Effectiveness of Capital Controls in India: Evidence from the Offshore NDF Market
This paper examines the effectiveness of international capital controls in India over time by analyzing daily return differentials in the non-deliverable forward (NDF) markets using the self-exciting threshold autoregressive (SETAR) methodology. We begin with a detailed narrative on the evolution of capital controls in India and calculate deviations from covered interest parity utilizing data from the 3-month offshore non-deliverable rupee forward market. We estimate a no-arbitrage band using SETAR where boundaries are determined by transactions costs and by the effectiveness of capital controls. We identify several distinct periods reflecting changes in capital control application and intensity for India, and estimate the model over each sub-sample in order to capture the de facto effect of changes in capital controls on return differentials over time. We find that Indian capital controls are asymmetric over inflows and outflows, have changed over time from primarily restricting outflows to effectively restricting inflows; and that arbitrage activity closes deviations from CIP when the threshold boundaries are exceeded in all sub-samples. Moreover, our results indicate a significant reduction in the barriers to arbitrage since 2008. As a robustness test of the methodology, we also apply it to the Chinese RMB NDF market and find that capital controls are strictly limiting capital inflows with the exception of two periods of regional and international financial turbulence. The intensity of Chinese controls varies over time, indicating discretion in the application of capital control policy but, unlike India, show no sign of gradual relaxation or liberalization.

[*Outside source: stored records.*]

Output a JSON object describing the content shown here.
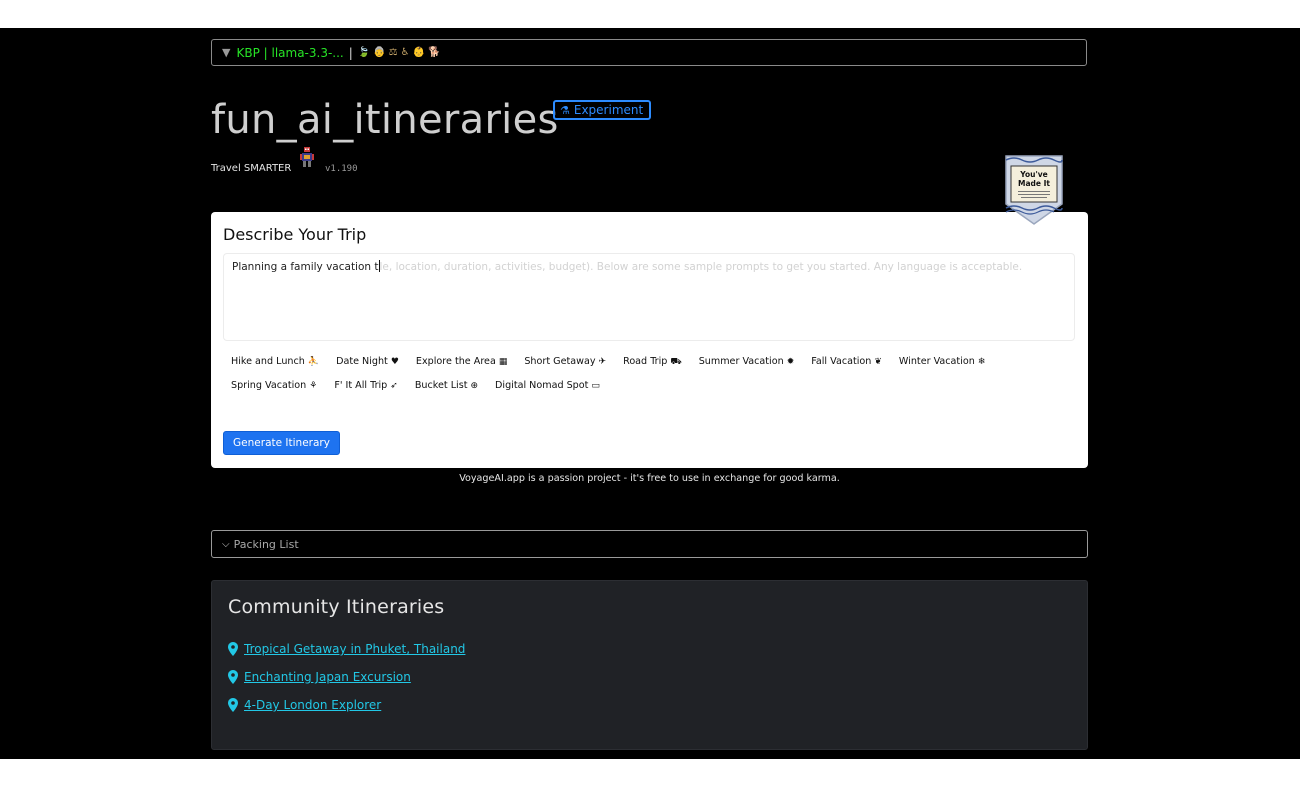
{
  "header": {
    "kbp_prefix": "KBP | llama-3.3-...",
    "kbp_separator": "|",
    "kbp_emojis": "🍃👵⚖♿👶🐕",
    "title": "fun_ai_itineraries",
    "badge_label": "Experiment",
    "tagline": "Travel SMARTER",
    "version": "v1.190"
  },
  "badge_image": {
    "text_line1": "You've",
    "text_line2": "Made It"
  },
  "trip_card": {
    "heading": "Describe Your Trip",
    "prompt_value": "Planning a family vacation t",
    "prompt_placeholder_tail": "le, location, duration, activities, budget). Below are some sample prompts to get you started. Any language is acceptable.",
    "chips": [
      {
        "label": "Hike and Lunch",
        "icon": "hiker-icon",
        "glyph": "⛹"
      },
      {
        "label": "Date Night",
        "icon": "heart-icon",
        "glyph": "♥"
      },
      {
        "label": "Explore the Area",
        "icon": "map-icon",
        "glyph": "▦"
      },
      {
        "label": "Short Getaway",
        "icon": "plane-icon",
        "glyph": "✈"
      },
      {
        "label": "Road Trip",
        "icon": "car-icon",
        "glyph": "⛟"
      },
      {
        "label": "Summer Vacation",
        "icon": "sun-icon",
        "glyph": "✹"
      },
      {
        "label": "Fall Vacation",
        "icon": "leaf-icon",
        "glyph": "❦"
      },
      {
        "label": "Winter Vacation",
        "icon": "snowflake-icon",
        "glyph": "❄"
      },
      {
        "label": "Spring Vacation",
        "icon": "seedling-icon",
        "glyph": "⚘"
      },
      {
        "label": "F' It All Trip",
        "icon": "rocket-icon",
        "glyph": "➶"
      },
      {
        "label": "Bucket List",
        "icon": "globe-icon",
        "glyph": "⊕"
      },
      {
        "label": "Digital Nomad Spot",
        "icon": "laptop-icon",
        "glyph": "▭"
      }
    ],
    "generate_label": "Generate Itinerary"
  },
  "karma_note": "VoyageAI.app is a passion project - it's free to use in exchange for good karma.",
  "packing_label": "Packing List",
  "community": {
    "heading": "Community Itineraries",
    "items": [
      {
        "label": "Tropical Getaway in Phuket, Thailand"
      },
      {
        "label": "Enchanting Japan Excursion"
      },
      {
        "label": "4-Day London Explorer"
      }
    ]
  },
  "colors": {
    "accent_blue": "#1e73f0",
    "badge_blue": "#2d8cff",
    "kbp_green": "#27e427",
    "link_cyan": "#22c8e6"
  }
}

IMF Economic Review (2041-4161)
September 2012. Vol. 60, Iss. 3, pp. 395-438